* Task input:
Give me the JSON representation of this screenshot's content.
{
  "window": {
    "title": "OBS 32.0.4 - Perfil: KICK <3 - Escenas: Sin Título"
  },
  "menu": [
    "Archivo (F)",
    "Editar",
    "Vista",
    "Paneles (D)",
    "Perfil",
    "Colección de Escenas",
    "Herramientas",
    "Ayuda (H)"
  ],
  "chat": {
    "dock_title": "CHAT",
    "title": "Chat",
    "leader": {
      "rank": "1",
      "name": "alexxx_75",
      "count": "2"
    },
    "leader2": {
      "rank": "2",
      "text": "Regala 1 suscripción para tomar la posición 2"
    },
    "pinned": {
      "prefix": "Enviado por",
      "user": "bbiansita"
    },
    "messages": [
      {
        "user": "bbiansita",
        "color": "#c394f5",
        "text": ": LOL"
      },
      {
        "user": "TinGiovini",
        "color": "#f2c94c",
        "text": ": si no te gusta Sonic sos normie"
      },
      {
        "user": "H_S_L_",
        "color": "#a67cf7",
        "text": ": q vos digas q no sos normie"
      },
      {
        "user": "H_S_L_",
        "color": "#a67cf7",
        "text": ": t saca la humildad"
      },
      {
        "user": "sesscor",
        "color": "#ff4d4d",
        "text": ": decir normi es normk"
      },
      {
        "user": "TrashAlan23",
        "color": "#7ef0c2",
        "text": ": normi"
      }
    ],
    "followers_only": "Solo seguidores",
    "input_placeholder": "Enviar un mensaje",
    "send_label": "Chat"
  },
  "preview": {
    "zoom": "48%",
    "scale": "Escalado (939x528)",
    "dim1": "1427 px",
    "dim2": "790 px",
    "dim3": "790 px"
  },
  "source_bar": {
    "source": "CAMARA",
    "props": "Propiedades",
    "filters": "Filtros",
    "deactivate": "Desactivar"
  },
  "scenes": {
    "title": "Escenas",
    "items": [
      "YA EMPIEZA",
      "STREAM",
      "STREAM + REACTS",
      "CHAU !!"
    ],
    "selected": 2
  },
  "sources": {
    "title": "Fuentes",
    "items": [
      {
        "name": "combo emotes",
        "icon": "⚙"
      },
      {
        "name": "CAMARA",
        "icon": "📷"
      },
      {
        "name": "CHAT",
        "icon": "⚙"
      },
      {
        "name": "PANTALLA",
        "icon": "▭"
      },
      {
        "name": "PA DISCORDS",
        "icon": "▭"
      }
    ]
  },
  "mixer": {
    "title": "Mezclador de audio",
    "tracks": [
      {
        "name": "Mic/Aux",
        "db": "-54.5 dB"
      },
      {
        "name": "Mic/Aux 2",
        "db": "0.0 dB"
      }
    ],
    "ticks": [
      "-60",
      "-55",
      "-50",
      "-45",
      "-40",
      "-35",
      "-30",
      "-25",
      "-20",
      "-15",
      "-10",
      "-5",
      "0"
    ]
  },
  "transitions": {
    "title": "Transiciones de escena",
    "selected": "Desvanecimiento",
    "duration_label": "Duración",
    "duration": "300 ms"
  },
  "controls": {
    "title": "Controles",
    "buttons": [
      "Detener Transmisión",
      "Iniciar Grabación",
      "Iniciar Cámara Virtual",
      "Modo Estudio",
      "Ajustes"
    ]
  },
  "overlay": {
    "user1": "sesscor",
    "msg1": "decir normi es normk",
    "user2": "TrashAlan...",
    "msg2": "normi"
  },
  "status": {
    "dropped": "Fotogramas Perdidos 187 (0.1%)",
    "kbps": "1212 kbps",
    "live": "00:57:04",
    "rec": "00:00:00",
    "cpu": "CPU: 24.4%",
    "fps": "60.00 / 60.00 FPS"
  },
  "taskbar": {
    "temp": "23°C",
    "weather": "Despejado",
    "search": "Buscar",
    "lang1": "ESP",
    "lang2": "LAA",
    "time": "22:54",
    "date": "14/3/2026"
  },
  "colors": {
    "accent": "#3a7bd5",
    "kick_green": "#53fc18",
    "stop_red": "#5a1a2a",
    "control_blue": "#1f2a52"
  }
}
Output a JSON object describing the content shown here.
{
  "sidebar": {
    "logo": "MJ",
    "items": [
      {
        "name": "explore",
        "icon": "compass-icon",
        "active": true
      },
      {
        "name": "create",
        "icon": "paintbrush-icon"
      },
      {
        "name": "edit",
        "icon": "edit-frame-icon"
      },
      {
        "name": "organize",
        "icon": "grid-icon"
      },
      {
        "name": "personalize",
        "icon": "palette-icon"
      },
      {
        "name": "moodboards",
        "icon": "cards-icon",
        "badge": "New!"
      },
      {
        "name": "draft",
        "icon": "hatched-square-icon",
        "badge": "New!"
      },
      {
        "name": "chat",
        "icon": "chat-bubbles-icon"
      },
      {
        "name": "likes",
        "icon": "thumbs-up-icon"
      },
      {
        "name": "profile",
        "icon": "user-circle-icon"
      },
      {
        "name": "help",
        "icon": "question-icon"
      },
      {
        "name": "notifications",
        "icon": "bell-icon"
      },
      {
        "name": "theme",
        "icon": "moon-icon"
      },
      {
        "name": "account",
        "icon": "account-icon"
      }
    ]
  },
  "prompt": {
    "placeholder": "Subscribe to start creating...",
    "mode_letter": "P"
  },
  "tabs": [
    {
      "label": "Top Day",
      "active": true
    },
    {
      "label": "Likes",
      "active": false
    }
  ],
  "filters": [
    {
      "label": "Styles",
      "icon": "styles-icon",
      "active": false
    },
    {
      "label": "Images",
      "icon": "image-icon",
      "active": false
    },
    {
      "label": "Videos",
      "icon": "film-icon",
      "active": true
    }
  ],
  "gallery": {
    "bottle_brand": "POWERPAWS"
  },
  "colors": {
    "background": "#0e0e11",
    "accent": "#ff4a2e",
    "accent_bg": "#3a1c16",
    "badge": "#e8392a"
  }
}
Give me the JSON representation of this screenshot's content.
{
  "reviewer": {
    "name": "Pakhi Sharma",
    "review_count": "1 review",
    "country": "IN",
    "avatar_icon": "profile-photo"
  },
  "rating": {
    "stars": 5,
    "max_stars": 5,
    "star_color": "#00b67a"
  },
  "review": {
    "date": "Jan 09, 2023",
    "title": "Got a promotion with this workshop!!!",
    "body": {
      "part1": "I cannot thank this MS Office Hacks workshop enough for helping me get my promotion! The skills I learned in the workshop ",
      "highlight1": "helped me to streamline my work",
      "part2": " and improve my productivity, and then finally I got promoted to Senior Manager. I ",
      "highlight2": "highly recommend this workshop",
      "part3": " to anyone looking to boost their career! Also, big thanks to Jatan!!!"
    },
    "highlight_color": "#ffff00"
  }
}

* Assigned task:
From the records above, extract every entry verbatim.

* Written reply:
Give me the JSON representation of this screenshot's content.
{
  "window": {
    "title": "OBS 32.0.4 - Perfil: KICK <3 - Escenas: Sin Título"
  },
  "menu": [
    "Archivo (F)",
    "Editar",
    "Vista",
    "Paneles (D)",
    "Perfil",
    "Colección de Escenas",
    "Herramientas",
    "Ayuda (H)"
  ],
  "chat": {
    "dock_title": "CHAT",
    "title": "Chat",
    "leader": {
      "rank": "1",
      "name": "alexxx_75",
      "count": "2"
    },
    "leader2": {
      "rank": "2",
      "text": "Regala 1 suscripción para tomar la posición 2"
    },
    "pinned": {
      "prefix": "Enviado por",
      "user": "bbiansita"
    },
    "messages": [
      {
        "user": "bbiansita",
        "color": "#c394f5",
        "text": ": LOL"
      },
      {
        "user": "TinGiovini",
        "color": "#f2c94c",
        "text": ": si no te gusta Sonic sos normie"
      },
      {
        "user": "H_S_L_",
        "color": "#a67cf7",
        "text": ": q vos digas q no sos normie"
      },
      {
        "user": "H_S_L_",
        "color": "#a67cf7",
        "text": ": t saca la humildad"
      },
      {
        "user": "sesscor",
        "color": "#ff4d4d",
        "text": ": decir normi es normk"
      },
      {
        "user": "TrashAlan23",
        "color": "#7ef0c2",
        "text": ": normi"
      }
    ],
    "followers_only": "Solo seguidores",
    "input_placeholder": "Enviar un mensaje",
    "send_label": "Chat"
  },
  "preview": {
    "zoom": "48%",
    "scale": "Escalado (939x528)",
    "dim1": "1427 px",
    "dim2": "790 px",
    "dim3": "790 px"
  },
  "source_bar": {
    "source": "CAMARA",
    "props": "Propiedades",
    "filters": "Filtros",
    "deactivate": "Desactivar"
  },
  "scenes": {
    "title": "Escenas",
    "items": [
      "YA EMPIEZA",
      "STREAM",
      "STREAM + REACTS",
      "CHAU !!"
    ],
    "selected": 2
  },
  "sources": {
    "title": "Fuentes",
    "items": [
      {
        "name": "combo emotes",
        "icon": "⚙"
      },
      {
        "name": "CAMARA",
        "icon": "📷"
      },
      {
        "name": "CHAT",
        "icon": "⚙"
      },
      {
        "name": "PANTALLA",
        "icon": "▭"
      },
      {
        "name": "PA DISCORDS",
        "icon": "▭"
      }
    ]
  },
  "mixer": {
    "title": "Mezclador de audio",
    "tracks": [
      {
        "name": "Mic/Aux",
        "db": "-54.5 dB"
      },
      {
        "name": "Mic/Aux 2",
        "db": "0.0 dB"
      }
    ],
    "ticks": [
      "-60",
      "-55",
      "-50",
      "-45",
      "-40",
      "-35",
      "-30",
      "-25",
      "-20",
      "-15",
      "-10",
      "-5",
      "0"
    ]
  },
  "transitions": {
    "title": "Transiciones de escena",
    "selected": "Desvanecimiento",
    "duration_label": "Duración",
    "duration": "300 ms"
  },
  "controls": {
    "title": "Controles",
    "buttons": [
      "Detener Transmisión",
      "Iniciar Grabación",
      "Iniciar Cámara Virtual",
      "Modo Estudio",
      "Ajustes"
    ]
  },
  "overlay": {
    "user1": "sesscor",
    "msg1": "decir normi es normk",
    "user2": "TrashAlan...",
    "msg2": "normi"
  },
  "status": {
    "dropped": "Fotogramas Perdidos 187 (0.1%)",
    "kbps": "1212 kbps",
    "live": "00:57:04",
    "rec": "00:00:00",
    "cpu": "CPU: 24.4%",
    "fps": "60.00 / 60.00 FPS"
  },
  "taskbar": {
    "temp": "23°C",
    "weather": "Despejado",
    "search": "Buscar",
    "lang1": "ESP",
    "lang2": "LAA",
    "time": "22:54",
    "date": "14/3/2026"
  },
  "colors": {
    "accent": "#3a7bd5",
    "kick_green": "#53fc18",
    "stop_red": "#5a1a2a",
    "control_blue": "#1f2a52"
  }
}
Output a JSON object describing the content shown here.
{
  "sidebar": {
    "logo": "MJ",
    "items": [
      {
        "name": "explore",
        "icon": "compass-icon",
        "active": true
      },
      {
        "name": "create",
        "icon": "paintbrush-icon"
      },
      {
        "name": "edit",
        "icon": "edit-frame-icon"
      },
      {
        "name": "organize",
        "icon": "grid-icon"
      },
      {
        "name": "personalize",
        "icon": "palette-icon"
      },
      {
        "name": "moodboards",
        "icon": "cards-icon",
        "badge": "New!"
      },
      {
        "name": "draft",
        "icon": "hatched-square-icon",
        "badge": "New!"
      },
      {
        "name": "chat",
        "icon": "chat-bubbles-icon"
      },
      {
        "name": "likes",
        "icon": "thumbs-up-icon"
      },
      {
        "name": "profile",
        "icon": "user-circle-icon"
      },
      {
        "name": "help",
        "icon": "question-icon"
      },
      {
        "name": "notifications",
        "icon": "bell-icon"
      },
      {
        "name": "theme",
        "icon": "moon-icon"
      },
      {
        "name": "account",
        "icon": "account-icon"
      }
    ]
  },
  "prompt": {
    "placeholder": "Subscribe to start creating...",
    "mode_letter": "P"
  },
  "tabs": [
    {
      "label": "Top Day",
      "active": true
    },
    {
      "label": "Likes",
      "active": false
    }
  ],
  "filters": [
    {
      "label": "Styles",
      "icon": "styles-icon",
      "active": false
    },
    {
      "label": "Images",
      "icon": "image-icon",
      "active": false
    },
    {
      "label": "Videos",
      "icon": "film-icon",
      "active": true
    }
  ],
  "gallery": {
    "bottle_brand": "POWERPAWS"
  },
  "colors": {
    "background": "#0e0e11",
    "accent": "#ff4a2e",
    "accent_bg": "#3a1c16",
    "badge": "#e8392a"
  }
}
Give me the JSON representation of this screenshot's content.
{
  "reviewer": {
    "name": "Pakhi Sharma",
    "review_count": "1 review",
    "country": "IN",
    "avatar_icon": "profile-photo"
  },
  "rating": {
    "stars": 5,
    "max_stars": 5,
    "star_color": "#00b67a"
  },
  "review": {
    "date": "Jan 09, 2023",
    "title": "Got a promotion with this workshop!!!",
    "body": {
      "part1": "I cannot thank this MS Office Hacks workshop enough for helping me get my promotion! The skills I learned in the workshop ",
      "highlight1": "helped me to streamline my work",
      "part2": " and improve my productivity, and then finally I got promoted to Senior Manager. I ",
      "highlight2": "highly recommend this workshop",
      "part3": " to anyone looking to boost their career! Also, big thanks to Jatan!!!"
    },
    "highlight_color": "#ffff00"
  }
}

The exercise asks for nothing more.